And oh what imagery it is! Renzi wisely chose to film Fishtail on Super 16mm film, giving the unbelievably gorgeous Montana vistas a glowing glory and a naturalistic grainy quality that only celluloid provides. Through these images and the film’s hypnotic, ethereal score, Renzi portrays a west built on tranquility and the satisfaction of a hard day’s work. Yet even as Renzi luxuriates in the bucolic splendor of nature, he never fails to remind the viewer that the West is built less on a cohabitation with nature than on a mastery of it. There’s an unsettling feeling that sets in as you watch these ranchers hold down calves for tagging as their distressing mothers watch on in impotent rage.

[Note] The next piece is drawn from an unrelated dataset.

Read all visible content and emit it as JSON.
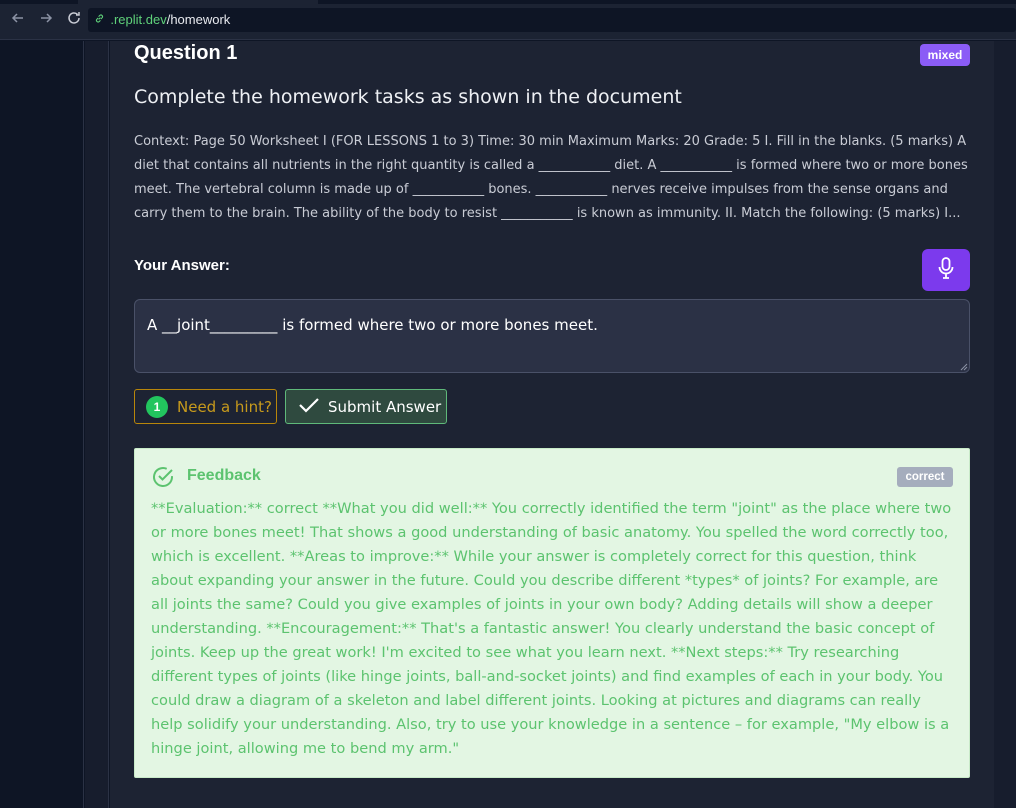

Even as Renzi does this, though, he never falls into a didactic or accusatory approach, allowing the images to speak for themselves. Watching the birth of a calf in graphic detail is at once beautiful, disgusting, life-affirming, and oddly tragic depending on how one approaches it. In this sense, Renzi’s film reaches the heights of visual poetry, captivating and obtuse in all of the best ways.